by Terry Chapman LICSW, CCPS-Candidate
You may be familiar with the terms trauma and Post-traumatic Stress Disorder. You might even be aware of common symptoms of these. But there is a kissing cousin of PTSD that many are unaware of—betrayal trauma—also known as relational trauma.
Dr. Jill Manning, LMFT, CCPS, explains the difference between the commonly known physical trauma and betrayal trauma:
“Trauma is defined as a deeply distressing or overwhelming experience that is commonly followed by emotional and physical shock. If left unresolved or untreated, traumatic experiences can lead to short and long-term challenges. In contrast, betrayal trauma occurs when someone we depend on for survival, or are significantly attached to, violates our trust in a critical way.
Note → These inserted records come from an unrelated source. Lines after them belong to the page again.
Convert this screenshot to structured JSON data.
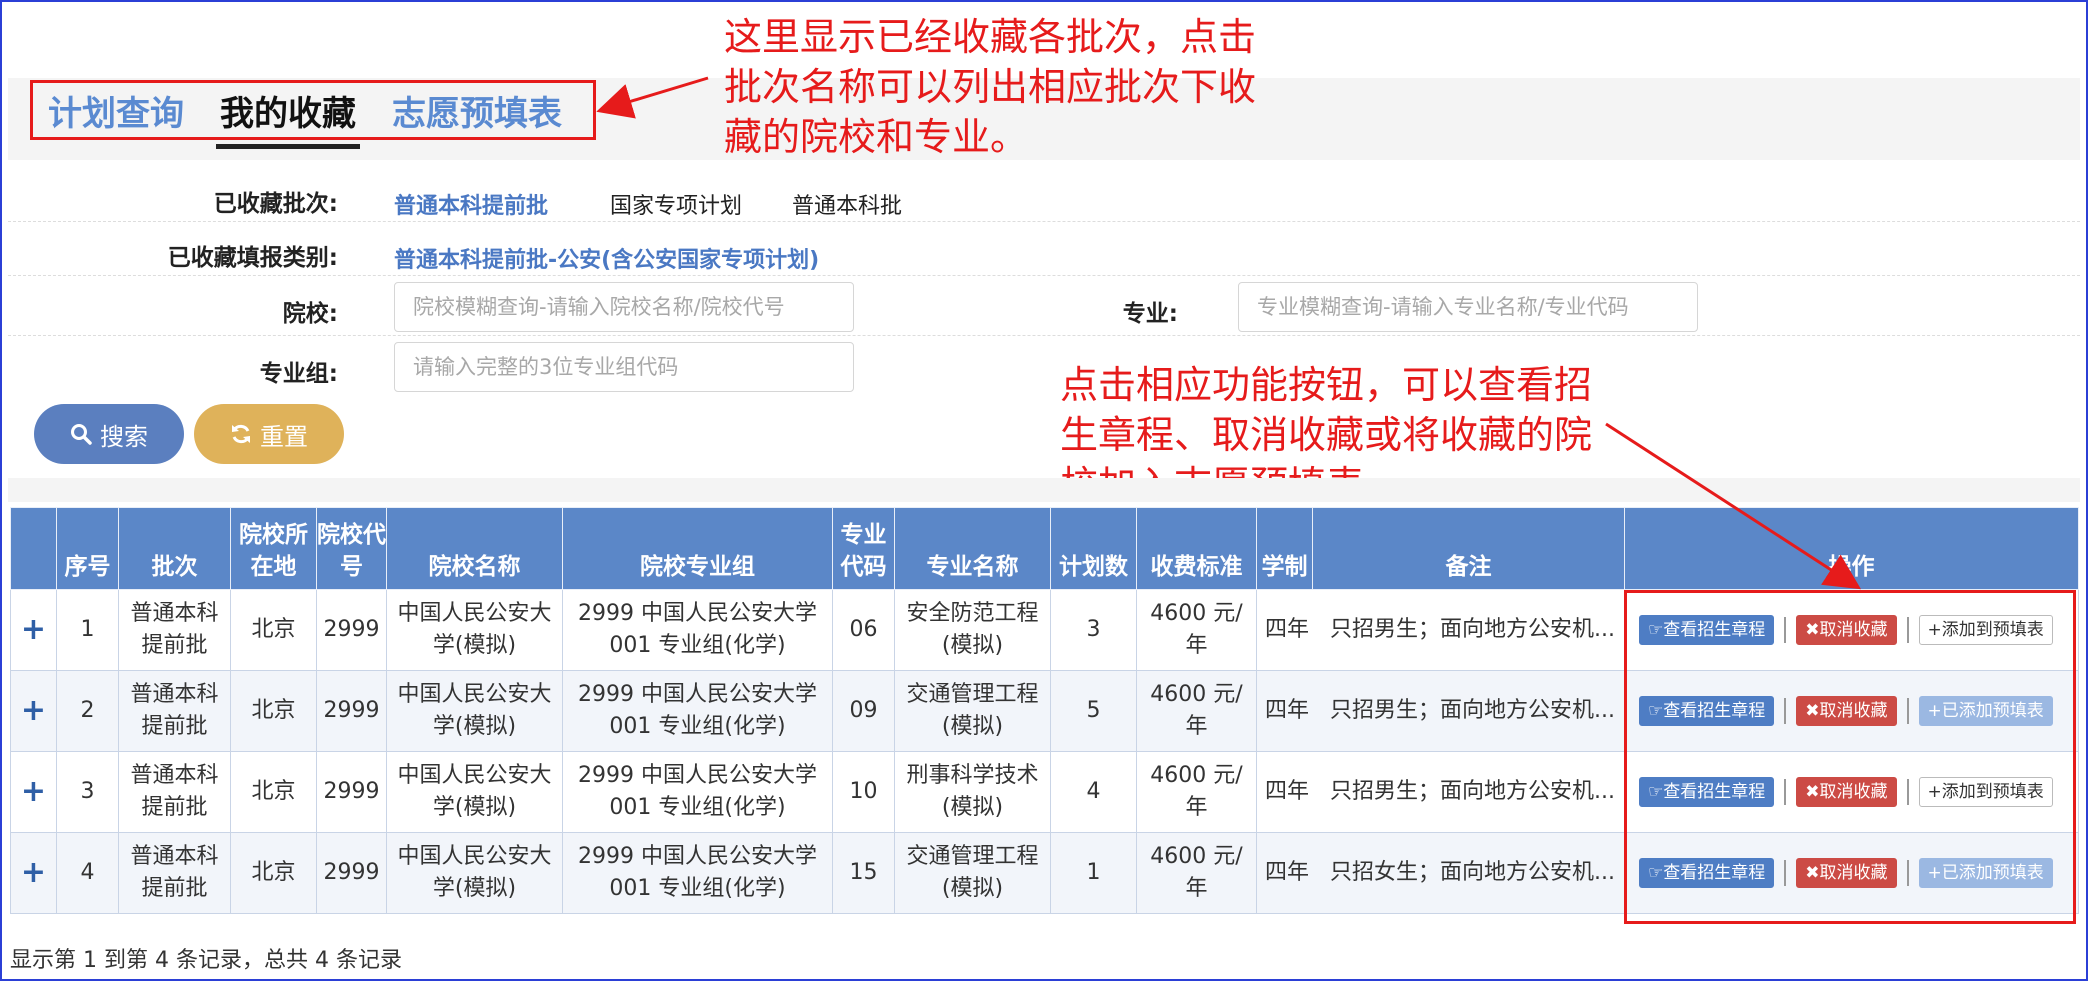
{
  "tabs": [
    {
      "label": "计划查询",
      "active": false
    },
    {
      "label": "我的收藏",
      "active": true
    },
    {
      "label": "志愿预填表",
      "active": false
    }
  ],
  "annotations": {
    "note1": "这里显示已经收藏各批次，点击批次名称可以列出相应批次下收藏的院校和专业。",
    "note2": "点击相应功能按钮，可以查看招生章程、取消收藏或将收藏的院校加入志愿预填表。"
  },
  "filters": {
    "batch_label": "已收藏批次:",
    "batches": [
      "普通本科提前批",
      "国家专项计划",
      "普通本科批"
    ],
    "category_label": "已收藏填报类别:",
    "category": "普通本科提前批-公安(含公安国家专项计划)",
    "school_label": "院校:",
    "school_placeholder": "院校模糊查询-请输入院校名称/院校代号",
    "major_label": "专业:",
    "major_placeholder": "专业模糊查询-请输入专业名称/专业代码",
    "group_label": "专业组:",
    "group_placeholder": "请输入完整的3位专业组代码"
  },
  "buttons": {
    "search": "搜索",
    "reset": "重置"
  },
  "table": {
    "headers": {
      "seq": "序号",
      "batch": "批次",
      "location": "院校所在地",
      "code": "院校代号",
      "school": "院校名称",
      "group": "院校专业组",
      "mcode": "专业代码",
      "major": "专业名称",
      "plan": "计划数",
      "fee": "收费标准",
      "years": "学制",
      "remark": "备注",
      "ops": "操作"
    },
    "rows": [
      {
        "plus": "+",
        "seq": "1",
        "batch": "普通本科提前批",
        "location": "北京",
        "code": "2999",
        "school": "中国人民公安大学(模拟)",
        "group": "2999 中国人民公安大学 001 专业组(化学)",
        "mcode": "06",
        "major": "安全防范工程(模拟)",
        "plan": "3",
        "fee": "4600 元/年",
        "years": "四年",
        "remark": "只招男生；面向地方公安机...",
        "view": "查看招生章程",
        "cancel": "取消收藏",
        "add": "添加到预填表",
        "added": false
      },
      {
        "plus": "+",
        "seq": "2",
        "batch": "普通本科提前批",
        "location": "北京",
        "code": "2999",
        "school": "中国人民公安大学(模拟)",
        "group": "2999 中国人民公安大学 001 专业组(化学)",
        "mcode": "09",
        "major": "交通管理工程(模拟)",
        "plan": "5",
        "fee": "4600 元/年",
        "years": "四年",
        "remark": "只招男生；面向地方公安机...",
        "view": "查看招生章程",
        "cancel": "取消收藏",
        "add": "已添加预填表",
        "added": true
      },
      {
        "plus": "+",
        "seq": "3",
        "batch": "普通本科提前批",
        "location": "北京",
        "code": "2999",
        "school": "中国人民公安大学(模拟)",
        "group": "2999 中国人民公安大学 001 专业组(化学)",
        "mcode": "10",
        "major": "刑事科学技术(模拟)",
        "plan": "4",
        "fee": "4600 元/年",
        "years": "四年",
        "remark": "只招男生；面向地方公安机...",
        "view": "查看招生章程",
        "cancel": "取消收藏",
        "add": "添加到预填表",
        "added": false
      },
      {
        "plus": "+",
        "seq": "4",
        "batch": "普通本科提前批",
        "location": "北京",
        "code": "2999",
        "school": "中国人民公安大学(模拟)",
        "group": "2999 中国人民公安大学 001 专业组(化学)",
        "mcode": "15",
        "major": "交通管理工程(模拟)",
        "plan": "1",
        "fee": "4600 元/年",
        "years": "四年",
        "remark": "只招女生；面向地方公安机...",
        "view": "查看招生章程",
        "cancel": "取消收藏",
        "add": "已添加预填表",
        "added": true
      }
    ]
  },
  "footer": "显示第 1 到第 4 条记录，总共 4 条记录",
  "colors": {
    "accent": "#5b87c8",
    "annotation": "#e61b1b",
    "reset": "#dfb25a",
    "cancel": "#cc4b45"
  }
}
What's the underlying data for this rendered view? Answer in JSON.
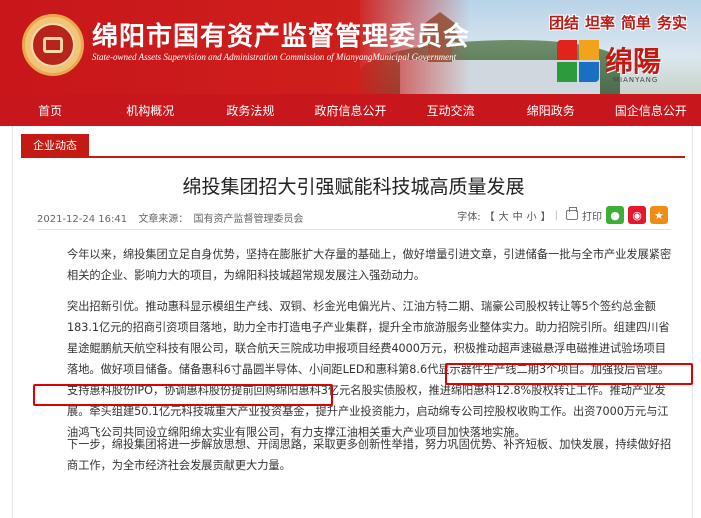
{
  "header": {
    "site_title": "绵阳市国有资产监督管理委员会",
    "site_subtitle": "State-owned Assets Supervision and Administration Commission of MianyangMunicipal Government",
    "slogans": [
      "团结",
      "坦率",
      "简单",
      "务实"
    ],
    "city_logo_text": "绵陽",
    "city_logo_en": "MIANYANG"
  },
  "nav": {
    "items": [
      "首页",
      "机构概况",
      "政务法规",
      "政府信息公开",
      "互动交流",
      "绵阳政务",
      "国企信息公开"
    ]
  },
  "section": {
    "tab_label": "企业动态"
  },
  "article": {
    "title": "绵投集团招大引强赋能科技城高质量发展",
    "date": "2021-12-24 16:41",
    "source": "文章来源：",
    "publisher": "国有资产监督管理委员会",
    "font_label": "字体:",
    "font_open": "【",
    "font_large": "大",
    "font_medium": "中",
    "font_small": "小",
    "font_close": "】",
    "print_label": "打印",
    "share_icons": [
      "wechat-icon",
      "weibo-icon",
      "favorite-icon"
    ],
    "p1": "今年以来，绵投集团立足自身优势，坚持在膨胀扩大存量的基础上，做好增量引进文章，引进储备一批与全市产业发展紧密相关的企业、影响力大的项目，为绵阳科技城超常规发展注入强劲动力。",
    "p2": "突出招新引优。推动惠科显示模组生产线、双铜、杉金光电偏光片、江油方特二期、瑞豪公司股权转让等5个签约总金额183.1亿元的招商引资项目落地，助力全市打造电子产业集群，提升全市旅游服务业整体实力。助力招院引所。组建四川省星途鲲鹏航天航空科技有限公司，联合航天三院成功申报项目经费4000万元，积极推动超声速磁悬浮电磁推进试验场项目落地。做好项目储备。储备惠科6寸晶圆半导体、小间距LED和惠科第8.6代显示器件生产线二期3个项目。加强投后管理。支持惠科股份IPO，协调惠科股份提前回购绵阳惠科3亿元名股实债股权，推进绵阳惠科12.8%股权转让工作。推动产业发展。牵头组建50.1亿元科技城重大产业投资基金，提升产业投资能力，启动绵专公司控股权收购工作。出资7000万元与江油鸿飞公司共同设立绵阳绵太实业有限公司，有力支撑江油相关重大产业项目加快落地实施。",
    "p3": "下一步，绵投集团将进一步解放思想、开阔思路，采取更多创新性举措，努力巩固优势、补齐短板、加快发展，持续做好招商工作，为全市经济社会发展贡献更大力量。"
  },
  "colors": {
    "brand_red": "#c8161d",
    "highlight_red": "#e10000"
  }
}
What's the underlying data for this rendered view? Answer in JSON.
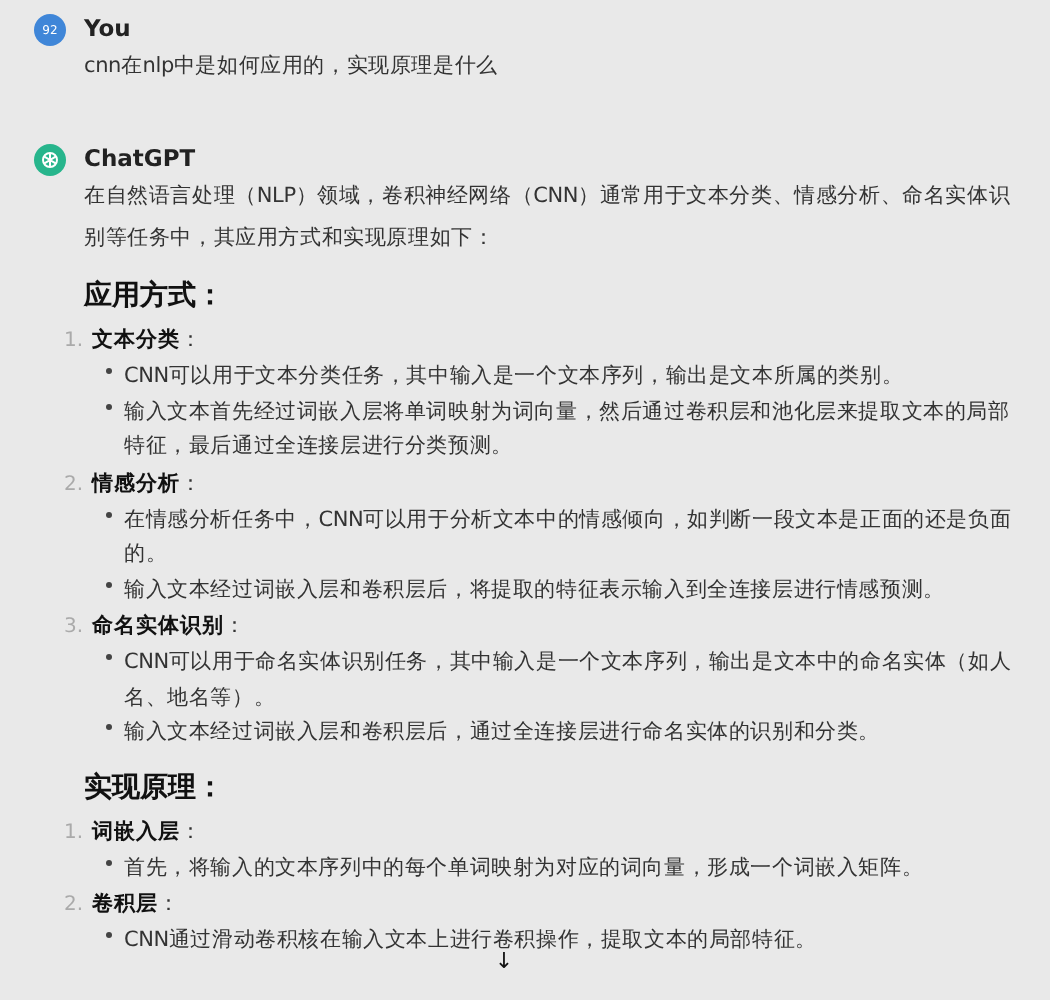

Unresolved betrayal trauma also causes short and long-term challenges.”
Unlike physical trauma where there is usually a clear cause and effect between an incident and symptoms; it can be more challenging to see the connection between heartbreak and our body and mind feeling like they are going haywire.
There are various causes of betrayal trauma that incite emotional, mental, physical and spiritual reactions:
• Learning your partner had an affair
• Learning that your partner has been cheating on you via online chat rooms or sexting
• Experiencing your partner spending more time looking at pornography while feeling that he or she is increasingly emotionally and physically detached from you
• Learning that your partner is acting out sexually with multiple partners and putting your health and wellbeing at risk
Common symptoms of betrayal trauma are:
• Experiencing sleep difficulties (either too much sleep or having difficulty falling and staying asleep)
• Having difficulty concentrating due to shock
• Eating problems (either loss of appetite or emotional eating to self soothe)• Experiencing anxiety and/or panic attacks
• Grief and loss
• Having ruminating and obsessive thoughts with intrusive images of your partner’s behavior
• Compulsively feeling the need to check on your partner’s whereabouts or looking at the his/her cell phone or social media accounts to try to determine what is the truth—what are the facts
The good news is that just like the more commonly known PTSD, there is help available for anyone suffering with betrayal trauma. Trained therapists or coaches can help you make sense of your shattered world, regain your sense of self and empower you to make necessary decisions to promote safety, healing and growth. It is possible to move from feeling shattered, to surviving and thriving.
At TLC Collaborative Counseling we have the tools to help you.